President Trump and many of his top officials all vote-by-mail.
But as we reported earlier this month, there’s a reason you would never know that.
Especially after this morning’s unhinged Twitter rant against states who have begun sending all registered voters applications for voting by mail. The President made the baseless suggestion that he could pull funding from states that embrace this practice as a pandemic and a presidential election collide.
As he rages against a system that he openly takes advantage of, Trump is also breaking with his own party. While the recent decision in Michigan was made by a Democratic secretary of state, Nevada’s secretary of state is a Republican. Multiple red states — Georgia, Idaho, Kentucky, Nebraska, Ohio, South Dakota and West Virginia — have in recent weeks bucked their party, Trump and right-wing think tanks in order to expand vote-by-mail in their states. It is the most logical solution to a pressing dilemma: how do we justly hold a crucial election during a public health crisis that has no anticipatable end?
But the myth of widespread voter fraud lingers, conveniently hyped by the man whose ego is intrinsically tied to his reelection.
Here’s more on that and other stories we’re following today:
What The Investigations Team Is Watching
Kate Riga is covering Secretary of State Mike Pompeo’s press conference this morning. He addressed reports on his role in the firing of his department’s inspector general.
Tierney Sneed is digging into Trump’s latest threat to withhold funding from states expanding vote-by-mail and whether he actually has any legal standing to say or do so.
What The Breaking News Team Is Watching
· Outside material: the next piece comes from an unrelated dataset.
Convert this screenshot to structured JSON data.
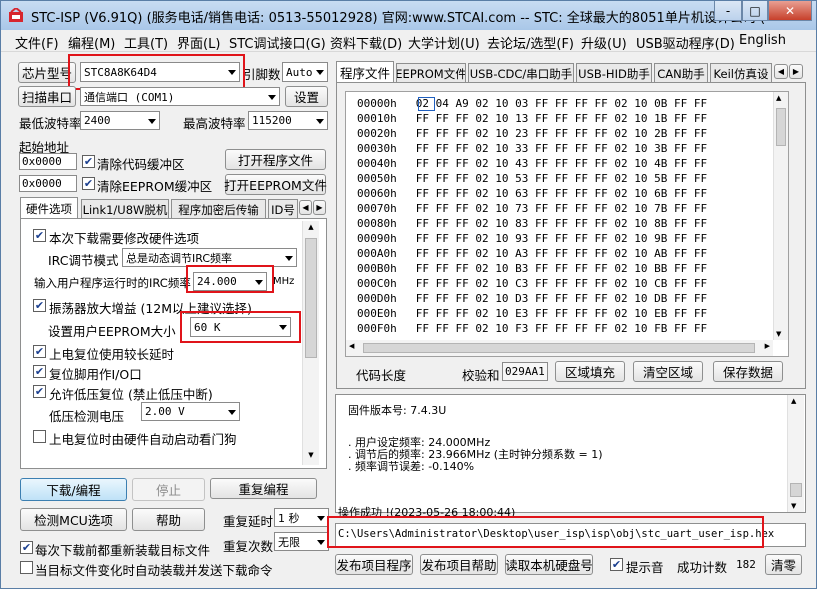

The Pompeo saga continues: New reporting shows that the secretary of state was in fact aware that the now-former State Department Inspector General Steve Linick was investigating the Trump administration’s Saudi arms deal when he recommended that Trump fire the watch dog. Pompeo reportedly turned down a request from Linick to be interviewed as part of the probe. We’ll continue monitoring the fall-out here.
The Republican running against Sen. Jeff Merkley (D-OR) in November unveiled her allegiance to the QAnon conspiracy theory after sealing a primary win in Oregon on Tuesday night. “I stand with President Trump, I stand with Q and the team,” she said in a video posted to Twitter. “Thank you anons and thank you patriots. And together, we can save our republic.” QAnon is a far-right conspiracy theory that, among other things, places President Trump at the forefront of a mystical effort to expose the “deep state.”
If You Read Anything On COVID-19 Today, Read This
Tierney Sneed reports on the lengths to which the Republican state officials in Texas are pushing to keep voters from invoking COVID-19 as a legitimate excuse to qualify for absentee voting.
Earlier coverage of pandemic voting:
- Ignoring Trump and Right-Wing Think Tanks, Red States Expand Vote by Mail
- Trump And Other Top Officials All Vote By Mail. But There’s A Reason You’d Never Know That.
- DNC Committee Approves Rules Change To Allow Virtual Voting At Convention
12:30 p.m. ET: Trump will have a phone call with the “national Hispanic community.”
3:00 p.m. ET: The White House press secretary will hold a briefing.
4:00 p.m. ET: Trump will meet with the governors of Arkansas and Kansas.
Yesterday’s Most Read Story
Report: Trump Won’t Hold Obama Portrait Ceremony In WH, Rejecting Tradition — Cristina Cabrera